The 63-year-old Mount Pleasant resident says he advocates providing seniors more property tax relief and says they should be able to take college classes for free without restrictions.
"Students almost by osmosis will benefit from the life experiences that person brings to a classroom," he said. "I view seniors as a resource."
He says more seniors could get the prescriptions they need if lawmakers passed a measure removing liability for pills given away or sold very cheaply after the expiration date. Medicine could be collected and given to people who can't afford to get their prescriptions filled, he said.
He says he has the experience to get his ideas through the Legislature, and he promotes his legal background. He says he wants to return to public service but has no desire to run for higher office and will treat the office as the part-time job it was created to be.
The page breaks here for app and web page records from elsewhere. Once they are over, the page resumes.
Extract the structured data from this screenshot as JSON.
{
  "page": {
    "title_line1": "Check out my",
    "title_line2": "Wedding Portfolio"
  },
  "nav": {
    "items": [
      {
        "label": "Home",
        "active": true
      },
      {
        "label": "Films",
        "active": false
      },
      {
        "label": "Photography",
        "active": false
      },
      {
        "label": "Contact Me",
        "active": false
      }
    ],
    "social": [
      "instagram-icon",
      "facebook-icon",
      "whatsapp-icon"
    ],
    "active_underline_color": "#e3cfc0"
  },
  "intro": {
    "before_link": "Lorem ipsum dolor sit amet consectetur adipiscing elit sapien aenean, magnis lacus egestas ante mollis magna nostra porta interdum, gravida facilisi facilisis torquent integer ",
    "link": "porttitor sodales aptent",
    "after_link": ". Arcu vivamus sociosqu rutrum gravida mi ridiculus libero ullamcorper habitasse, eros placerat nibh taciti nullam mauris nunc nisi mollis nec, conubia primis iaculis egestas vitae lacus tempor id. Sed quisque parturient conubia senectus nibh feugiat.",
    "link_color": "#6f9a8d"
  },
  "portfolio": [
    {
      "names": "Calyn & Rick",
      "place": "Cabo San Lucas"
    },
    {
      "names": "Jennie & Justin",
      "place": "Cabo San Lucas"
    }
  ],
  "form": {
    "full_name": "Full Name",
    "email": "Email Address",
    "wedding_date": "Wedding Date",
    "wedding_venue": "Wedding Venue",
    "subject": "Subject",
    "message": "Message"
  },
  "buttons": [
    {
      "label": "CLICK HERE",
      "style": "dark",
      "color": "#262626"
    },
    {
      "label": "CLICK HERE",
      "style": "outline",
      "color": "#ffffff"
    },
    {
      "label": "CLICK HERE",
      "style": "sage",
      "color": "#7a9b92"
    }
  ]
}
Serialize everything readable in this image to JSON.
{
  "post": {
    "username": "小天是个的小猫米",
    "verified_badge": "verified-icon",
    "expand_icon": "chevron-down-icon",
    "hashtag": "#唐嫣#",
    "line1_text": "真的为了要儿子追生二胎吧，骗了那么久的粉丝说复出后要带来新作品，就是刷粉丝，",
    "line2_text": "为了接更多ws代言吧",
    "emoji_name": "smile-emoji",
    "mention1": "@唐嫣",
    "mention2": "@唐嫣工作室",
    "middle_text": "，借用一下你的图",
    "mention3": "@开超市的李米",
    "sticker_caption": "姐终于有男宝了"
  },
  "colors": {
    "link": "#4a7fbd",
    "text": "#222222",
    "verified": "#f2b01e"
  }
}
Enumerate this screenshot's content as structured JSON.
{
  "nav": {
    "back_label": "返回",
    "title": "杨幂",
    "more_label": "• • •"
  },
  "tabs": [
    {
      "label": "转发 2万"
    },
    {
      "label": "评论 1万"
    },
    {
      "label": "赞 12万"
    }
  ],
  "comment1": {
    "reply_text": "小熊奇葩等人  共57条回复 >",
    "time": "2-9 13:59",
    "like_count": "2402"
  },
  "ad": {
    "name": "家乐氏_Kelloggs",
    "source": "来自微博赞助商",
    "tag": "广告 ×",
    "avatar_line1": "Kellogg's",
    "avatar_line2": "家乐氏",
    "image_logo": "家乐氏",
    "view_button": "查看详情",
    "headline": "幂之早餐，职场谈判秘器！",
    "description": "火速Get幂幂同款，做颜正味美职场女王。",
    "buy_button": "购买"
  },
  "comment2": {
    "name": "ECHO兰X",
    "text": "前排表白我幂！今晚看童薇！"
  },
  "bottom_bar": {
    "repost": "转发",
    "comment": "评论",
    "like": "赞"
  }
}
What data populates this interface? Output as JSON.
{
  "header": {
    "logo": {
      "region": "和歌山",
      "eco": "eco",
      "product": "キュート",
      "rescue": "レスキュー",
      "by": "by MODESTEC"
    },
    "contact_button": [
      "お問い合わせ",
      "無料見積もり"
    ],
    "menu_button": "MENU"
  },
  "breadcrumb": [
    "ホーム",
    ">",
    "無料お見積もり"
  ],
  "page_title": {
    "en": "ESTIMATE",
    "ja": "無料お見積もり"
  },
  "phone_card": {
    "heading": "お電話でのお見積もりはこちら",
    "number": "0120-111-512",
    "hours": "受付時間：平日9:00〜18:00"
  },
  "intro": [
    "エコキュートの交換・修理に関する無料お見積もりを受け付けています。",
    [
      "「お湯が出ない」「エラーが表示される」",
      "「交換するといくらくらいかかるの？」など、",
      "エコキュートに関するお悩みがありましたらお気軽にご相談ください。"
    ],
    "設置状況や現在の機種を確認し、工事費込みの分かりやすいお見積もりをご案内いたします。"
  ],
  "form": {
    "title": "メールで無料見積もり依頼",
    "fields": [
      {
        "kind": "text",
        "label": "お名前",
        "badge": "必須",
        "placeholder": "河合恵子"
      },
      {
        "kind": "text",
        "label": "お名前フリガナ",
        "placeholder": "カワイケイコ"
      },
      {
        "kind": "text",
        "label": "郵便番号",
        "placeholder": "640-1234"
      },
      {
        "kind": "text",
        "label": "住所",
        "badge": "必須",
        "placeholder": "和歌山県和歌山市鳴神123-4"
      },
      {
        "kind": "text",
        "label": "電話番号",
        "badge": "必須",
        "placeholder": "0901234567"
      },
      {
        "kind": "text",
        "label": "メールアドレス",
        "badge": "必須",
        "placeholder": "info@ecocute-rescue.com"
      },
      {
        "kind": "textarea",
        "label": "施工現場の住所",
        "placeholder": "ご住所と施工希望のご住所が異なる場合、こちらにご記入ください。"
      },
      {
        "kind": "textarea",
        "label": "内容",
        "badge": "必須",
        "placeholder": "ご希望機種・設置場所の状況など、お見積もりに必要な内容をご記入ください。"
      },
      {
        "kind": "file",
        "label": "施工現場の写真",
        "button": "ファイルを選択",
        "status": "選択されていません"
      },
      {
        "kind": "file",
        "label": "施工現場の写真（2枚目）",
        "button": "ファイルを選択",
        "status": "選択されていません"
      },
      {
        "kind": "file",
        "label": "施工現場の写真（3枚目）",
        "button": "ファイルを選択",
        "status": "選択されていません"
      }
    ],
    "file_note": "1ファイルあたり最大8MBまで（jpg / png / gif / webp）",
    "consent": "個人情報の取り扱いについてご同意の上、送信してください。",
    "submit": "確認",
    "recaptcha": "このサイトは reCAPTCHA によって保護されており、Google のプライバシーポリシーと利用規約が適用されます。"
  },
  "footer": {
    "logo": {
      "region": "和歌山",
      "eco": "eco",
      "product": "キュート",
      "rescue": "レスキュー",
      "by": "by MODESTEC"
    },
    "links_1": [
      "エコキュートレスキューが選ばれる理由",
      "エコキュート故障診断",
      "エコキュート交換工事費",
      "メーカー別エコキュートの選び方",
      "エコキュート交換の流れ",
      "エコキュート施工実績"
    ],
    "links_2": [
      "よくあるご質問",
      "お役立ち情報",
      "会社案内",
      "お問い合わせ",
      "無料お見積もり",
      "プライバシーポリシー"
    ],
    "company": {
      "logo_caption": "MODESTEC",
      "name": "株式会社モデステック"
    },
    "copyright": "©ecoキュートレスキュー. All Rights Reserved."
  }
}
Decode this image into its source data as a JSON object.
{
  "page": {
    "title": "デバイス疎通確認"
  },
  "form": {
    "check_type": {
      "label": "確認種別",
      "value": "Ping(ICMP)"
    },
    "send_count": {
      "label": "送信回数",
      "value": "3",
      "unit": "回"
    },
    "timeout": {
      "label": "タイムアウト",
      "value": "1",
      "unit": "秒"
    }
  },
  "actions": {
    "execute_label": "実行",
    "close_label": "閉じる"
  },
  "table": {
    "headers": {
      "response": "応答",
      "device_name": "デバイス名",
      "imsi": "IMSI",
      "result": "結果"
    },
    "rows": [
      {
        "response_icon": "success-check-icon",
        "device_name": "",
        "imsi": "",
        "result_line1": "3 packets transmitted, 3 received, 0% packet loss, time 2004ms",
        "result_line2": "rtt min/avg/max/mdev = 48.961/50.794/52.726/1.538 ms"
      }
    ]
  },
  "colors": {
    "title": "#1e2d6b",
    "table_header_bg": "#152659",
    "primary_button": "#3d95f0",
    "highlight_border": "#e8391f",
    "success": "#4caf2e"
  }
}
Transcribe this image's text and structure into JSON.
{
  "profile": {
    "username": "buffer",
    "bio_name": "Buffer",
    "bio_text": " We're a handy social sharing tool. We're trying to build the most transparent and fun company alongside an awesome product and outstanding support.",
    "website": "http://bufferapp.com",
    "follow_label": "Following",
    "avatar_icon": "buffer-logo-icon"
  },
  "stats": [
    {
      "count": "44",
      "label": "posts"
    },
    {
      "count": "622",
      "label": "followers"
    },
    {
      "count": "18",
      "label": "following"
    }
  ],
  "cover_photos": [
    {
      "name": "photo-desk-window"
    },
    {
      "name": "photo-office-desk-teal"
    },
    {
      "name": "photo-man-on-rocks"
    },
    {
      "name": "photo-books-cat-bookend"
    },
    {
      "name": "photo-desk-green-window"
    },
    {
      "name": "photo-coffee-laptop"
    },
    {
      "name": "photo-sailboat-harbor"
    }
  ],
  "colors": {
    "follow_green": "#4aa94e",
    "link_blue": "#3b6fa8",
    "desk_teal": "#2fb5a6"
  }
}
"Every lieutenant governor has sought to fluff up the office. I'm not looking for a platform to run for governor, just the job of lieutenant governor," he said.
Richter earned a bachelor's in English from the University of North Carolina at Chapel Hill, and a law degree from USC. He was a judge in municipal, family and circuit courts. He served a single term in the Senate, stepping aside in 1996 after bypass surgery.
He ran for attorney general in 2002 and lost a primary runoff to Henry McMaster.
He is married with three daughters, ages 23, 28 and 33, and two grandchildren.